Dr. Steve Cutbirth, a restorative dentist in Waco, was diving and spear fishing with his son-in-law and two experienced guides in the Bahamas. His son-in-law had just speared a large fish when suddenly a bull shark sprinted towards them.
“All of a sudden, it felt like a truck hit me on the face,” Cutbirth said. “I turned around and I could see that white underside of his mouth and those teeth open.” The shark inflicted macabre bites to his face and leg.
The group quickly returned to shore to get medical help for Cutbirth. Although there was no doctor on his island, he found a local nurse that was able to suture the wounds after he explained to her how to do it.
Cutbirth in good humor says that the scars from the wounds may render him less handsome, but maybe they will give him an “edgy” look.

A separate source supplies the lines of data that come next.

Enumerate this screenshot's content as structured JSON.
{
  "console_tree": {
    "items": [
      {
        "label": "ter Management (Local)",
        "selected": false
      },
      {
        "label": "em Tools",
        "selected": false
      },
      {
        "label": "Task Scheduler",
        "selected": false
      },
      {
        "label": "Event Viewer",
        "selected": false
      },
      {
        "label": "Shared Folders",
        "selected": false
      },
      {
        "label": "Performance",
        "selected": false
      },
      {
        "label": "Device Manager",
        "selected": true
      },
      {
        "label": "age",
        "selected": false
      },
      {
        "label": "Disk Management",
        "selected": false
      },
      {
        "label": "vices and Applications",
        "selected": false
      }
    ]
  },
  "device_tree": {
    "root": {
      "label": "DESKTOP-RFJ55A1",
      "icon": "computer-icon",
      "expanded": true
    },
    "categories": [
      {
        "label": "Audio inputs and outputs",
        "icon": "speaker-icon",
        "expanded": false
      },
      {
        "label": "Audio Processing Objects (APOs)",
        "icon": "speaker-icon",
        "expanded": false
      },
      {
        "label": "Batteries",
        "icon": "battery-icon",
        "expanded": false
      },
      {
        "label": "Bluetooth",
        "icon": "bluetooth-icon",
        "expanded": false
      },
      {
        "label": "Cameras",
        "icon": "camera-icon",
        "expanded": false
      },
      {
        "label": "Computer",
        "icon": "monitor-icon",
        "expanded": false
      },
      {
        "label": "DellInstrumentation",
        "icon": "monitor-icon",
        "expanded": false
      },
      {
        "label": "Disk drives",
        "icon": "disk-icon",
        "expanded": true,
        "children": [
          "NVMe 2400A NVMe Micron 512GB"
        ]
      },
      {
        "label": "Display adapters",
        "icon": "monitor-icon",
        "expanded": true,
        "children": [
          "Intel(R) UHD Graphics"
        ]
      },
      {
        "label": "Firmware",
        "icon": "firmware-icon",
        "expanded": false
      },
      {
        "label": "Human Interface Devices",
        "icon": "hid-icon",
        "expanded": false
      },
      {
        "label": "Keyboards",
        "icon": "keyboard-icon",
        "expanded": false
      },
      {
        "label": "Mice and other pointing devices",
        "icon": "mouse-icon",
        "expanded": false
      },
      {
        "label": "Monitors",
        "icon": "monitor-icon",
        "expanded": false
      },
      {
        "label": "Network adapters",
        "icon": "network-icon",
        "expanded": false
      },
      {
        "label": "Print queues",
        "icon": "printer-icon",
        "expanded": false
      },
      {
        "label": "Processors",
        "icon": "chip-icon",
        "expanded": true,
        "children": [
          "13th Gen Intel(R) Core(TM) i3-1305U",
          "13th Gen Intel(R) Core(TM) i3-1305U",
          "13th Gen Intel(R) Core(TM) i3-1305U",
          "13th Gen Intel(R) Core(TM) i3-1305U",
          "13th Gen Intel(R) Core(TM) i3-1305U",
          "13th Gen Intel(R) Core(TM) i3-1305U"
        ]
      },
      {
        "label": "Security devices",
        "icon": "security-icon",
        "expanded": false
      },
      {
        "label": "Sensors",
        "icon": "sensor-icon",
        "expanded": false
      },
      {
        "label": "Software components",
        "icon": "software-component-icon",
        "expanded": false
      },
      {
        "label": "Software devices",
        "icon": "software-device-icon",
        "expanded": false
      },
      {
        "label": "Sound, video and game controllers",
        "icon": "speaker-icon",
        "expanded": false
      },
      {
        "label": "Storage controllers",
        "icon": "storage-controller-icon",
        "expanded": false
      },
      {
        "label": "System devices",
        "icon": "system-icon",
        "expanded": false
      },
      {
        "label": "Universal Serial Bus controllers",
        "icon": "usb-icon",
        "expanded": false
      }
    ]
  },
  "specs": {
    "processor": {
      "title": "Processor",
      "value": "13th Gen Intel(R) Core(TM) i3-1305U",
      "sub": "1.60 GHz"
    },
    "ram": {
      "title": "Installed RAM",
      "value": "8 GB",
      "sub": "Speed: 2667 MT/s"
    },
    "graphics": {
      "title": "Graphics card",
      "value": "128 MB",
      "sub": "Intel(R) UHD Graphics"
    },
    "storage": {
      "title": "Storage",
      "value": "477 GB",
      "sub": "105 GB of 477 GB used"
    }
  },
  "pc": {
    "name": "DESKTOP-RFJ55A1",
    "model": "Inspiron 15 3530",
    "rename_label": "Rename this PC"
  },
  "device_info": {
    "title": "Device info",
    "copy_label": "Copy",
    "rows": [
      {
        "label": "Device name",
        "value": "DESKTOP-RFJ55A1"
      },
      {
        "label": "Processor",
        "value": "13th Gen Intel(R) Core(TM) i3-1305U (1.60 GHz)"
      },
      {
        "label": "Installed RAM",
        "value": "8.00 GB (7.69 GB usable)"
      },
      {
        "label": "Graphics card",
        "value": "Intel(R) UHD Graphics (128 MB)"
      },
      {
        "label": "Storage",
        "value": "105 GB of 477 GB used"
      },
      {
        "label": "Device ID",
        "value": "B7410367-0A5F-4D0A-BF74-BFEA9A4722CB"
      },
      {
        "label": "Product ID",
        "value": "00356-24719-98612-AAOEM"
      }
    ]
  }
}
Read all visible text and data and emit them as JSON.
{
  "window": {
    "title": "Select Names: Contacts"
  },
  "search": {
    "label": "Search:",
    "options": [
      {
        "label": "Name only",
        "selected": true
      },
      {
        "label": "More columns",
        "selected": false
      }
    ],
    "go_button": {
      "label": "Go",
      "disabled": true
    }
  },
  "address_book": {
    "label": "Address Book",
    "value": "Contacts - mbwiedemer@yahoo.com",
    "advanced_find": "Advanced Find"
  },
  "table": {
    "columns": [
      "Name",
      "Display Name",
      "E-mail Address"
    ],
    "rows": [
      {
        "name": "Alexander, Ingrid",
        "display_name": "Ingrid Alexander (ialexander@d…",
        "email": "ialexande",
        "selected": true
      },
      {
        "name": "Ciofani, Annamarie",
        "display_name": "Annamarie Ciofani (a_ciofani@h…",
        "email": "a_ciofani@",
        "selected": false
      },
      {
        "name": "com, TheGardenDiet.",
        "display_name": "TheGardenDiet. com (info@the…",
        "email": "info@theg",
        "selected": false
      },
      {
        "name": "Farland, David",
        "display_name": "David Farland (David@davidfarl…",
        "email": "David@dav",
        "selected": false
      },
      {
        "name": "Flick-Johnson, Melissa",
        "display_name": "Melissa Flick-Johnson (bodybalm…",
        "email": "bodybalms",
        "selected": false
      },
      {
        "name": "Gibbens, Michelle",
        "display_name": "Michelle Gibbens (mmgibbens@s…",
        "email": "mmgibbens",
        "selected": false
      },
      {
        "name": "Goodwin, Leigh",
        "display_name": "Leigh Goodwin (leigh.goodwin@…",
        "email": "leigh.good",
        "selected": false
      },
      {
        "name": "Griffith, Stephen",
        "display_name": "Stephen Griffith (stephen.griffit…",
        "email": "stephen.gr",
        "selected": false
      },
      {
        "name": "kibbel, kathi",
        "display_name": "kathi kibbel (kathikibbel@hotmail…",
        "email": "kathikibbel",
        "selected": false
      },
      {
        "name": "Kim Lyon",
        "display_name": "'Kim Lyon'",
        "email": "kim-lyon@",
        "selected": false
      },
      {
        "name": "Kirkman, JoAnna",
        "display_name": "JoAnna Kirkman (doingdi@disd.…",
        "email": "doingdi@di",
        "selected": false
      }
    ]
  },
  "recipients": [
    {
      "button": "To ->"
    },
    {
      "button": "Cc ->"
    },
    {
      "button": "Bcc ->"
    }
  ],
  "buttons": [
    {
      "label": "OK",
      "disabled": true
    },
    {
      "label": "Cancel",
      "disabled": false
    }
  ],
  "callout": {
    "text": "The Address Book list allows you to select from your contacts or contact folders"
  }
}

He conjectures that the shark was lured by the smell of blood from the fish his son-in-law speared, but can’t complain that the shark bit him. He was doing what all sharks do, which is to keep the ocean clean by eating dead or injured fish.